== Task requirements ==
Find every line in the data that contains the word "Access". Return each of those lines.

== Material for the task ==
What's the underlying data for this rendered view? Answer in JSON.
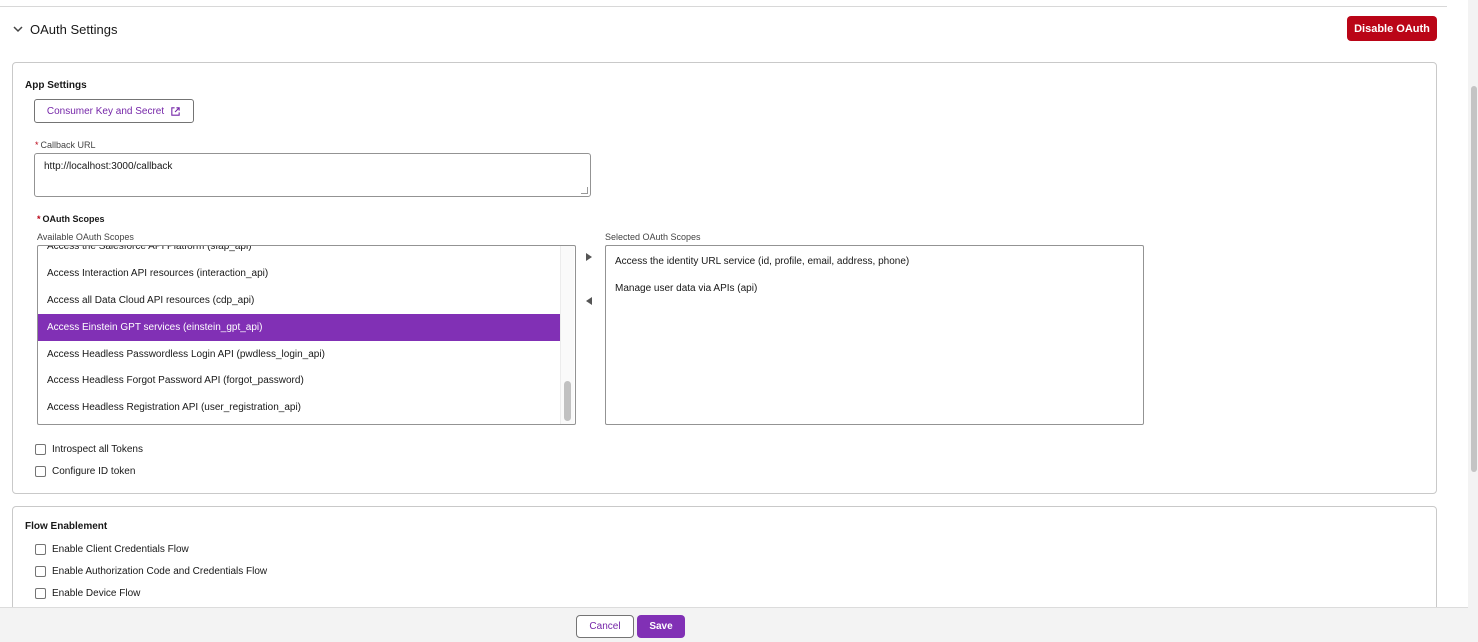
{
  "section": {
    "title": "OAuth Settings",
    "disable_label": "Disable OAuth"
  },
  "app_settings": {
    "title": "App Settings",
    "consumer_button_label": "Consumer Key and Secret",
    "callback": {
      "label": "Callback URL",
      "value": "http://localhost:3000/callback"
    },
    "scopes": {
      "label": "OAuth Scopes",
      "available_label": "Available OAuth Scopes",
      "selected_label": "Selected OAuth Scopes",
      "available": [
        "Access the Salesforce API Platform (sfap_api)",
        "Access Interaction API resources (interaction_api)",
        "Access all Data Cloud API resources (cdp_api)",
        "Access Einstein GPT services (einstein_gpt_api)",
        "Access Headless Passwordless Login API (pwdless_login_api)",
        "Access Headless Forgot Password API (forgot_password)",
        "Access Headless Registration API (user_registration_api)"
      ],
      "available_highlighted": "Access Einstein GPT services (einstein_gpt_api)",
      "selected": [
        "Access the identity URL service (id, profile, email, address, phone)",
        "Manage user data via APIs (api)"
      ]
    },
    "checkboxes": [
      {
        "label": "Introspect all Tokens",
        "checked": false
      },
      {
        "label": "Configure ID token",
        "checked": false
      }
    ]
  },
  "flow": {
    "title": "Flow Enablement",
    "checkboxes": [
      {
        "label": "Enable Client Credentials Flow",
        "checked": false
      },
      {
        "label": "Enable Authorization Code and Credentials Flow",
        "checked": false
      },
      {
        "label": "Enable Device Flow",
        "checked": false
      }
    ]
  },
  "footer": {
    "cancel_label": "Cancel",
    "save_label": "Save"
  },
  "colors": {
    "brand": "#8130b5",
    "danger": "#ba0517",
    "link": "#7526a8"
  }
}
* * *
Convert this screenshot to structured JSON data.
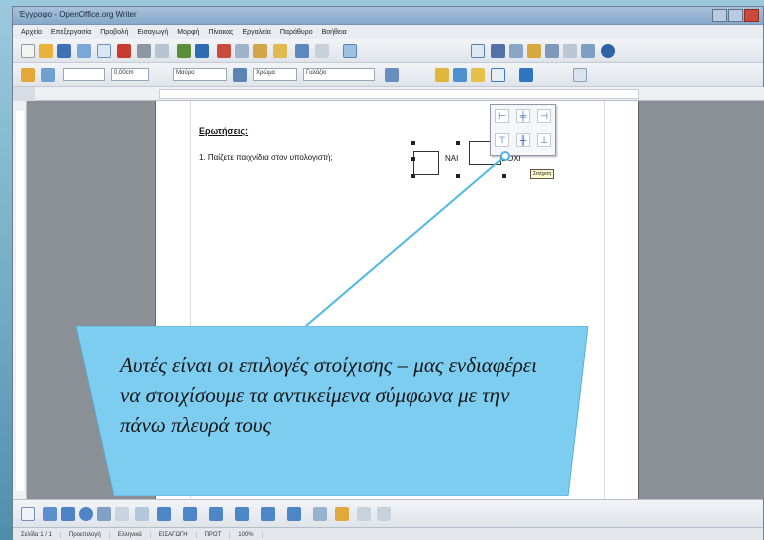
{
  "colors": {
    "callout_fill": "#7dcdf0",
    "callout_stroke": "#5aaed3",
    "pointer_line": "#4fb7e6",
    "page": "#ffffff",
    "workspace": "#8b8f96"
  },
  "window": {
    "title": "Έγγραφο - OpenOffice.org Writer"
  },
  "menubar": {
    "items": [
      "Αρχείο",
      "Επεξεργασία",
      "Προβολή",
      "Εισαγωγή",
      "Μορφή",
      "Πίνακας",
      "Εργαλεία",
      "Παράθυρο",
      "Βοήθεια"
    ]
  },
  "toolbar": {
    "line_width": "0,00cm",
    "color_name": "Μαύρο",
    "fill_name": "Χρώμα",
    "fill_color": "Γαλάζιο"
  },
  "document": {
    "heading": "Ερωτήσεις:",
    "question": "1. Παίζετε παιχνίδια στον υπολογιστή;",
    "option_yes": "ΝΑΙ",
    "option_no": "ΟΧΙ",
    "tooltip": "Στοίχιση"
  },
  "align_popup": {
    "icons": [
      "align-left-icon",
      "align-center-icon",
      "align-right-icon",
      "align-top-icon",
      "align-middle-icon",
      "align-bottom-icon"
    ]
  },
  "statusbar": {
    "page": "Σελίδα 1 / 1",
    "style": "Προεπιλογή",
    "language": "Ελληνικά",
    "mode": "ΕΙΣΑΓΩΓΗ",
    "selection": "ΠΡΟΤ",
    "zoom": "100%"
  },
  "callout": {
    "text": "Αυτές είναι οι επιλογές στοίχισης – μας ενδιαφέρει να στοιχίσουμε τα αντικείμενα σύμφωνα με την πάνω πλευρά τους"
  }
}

== Completed exercise ==
        "Access the Salesforce API Platform (sfap_api)",
        "Access Interaction API resources (interaction_api)",
        "Access all Data Cloud API resources (cdp_api)",
        "Access Einstein GPT services (einstein_gpt_api)",
        "Access Headless Passwordless Login API (pwdless_login_api)",
        "Access Headless Forgot Password API (forgot_password)",
        "Access Headless Registration API (user_registration_api)"
      "available_highlighted": "Access Einstein GPT services (einstein_gpt_api)",
        "Access the identity URL service (id, profile, email, address, phone)",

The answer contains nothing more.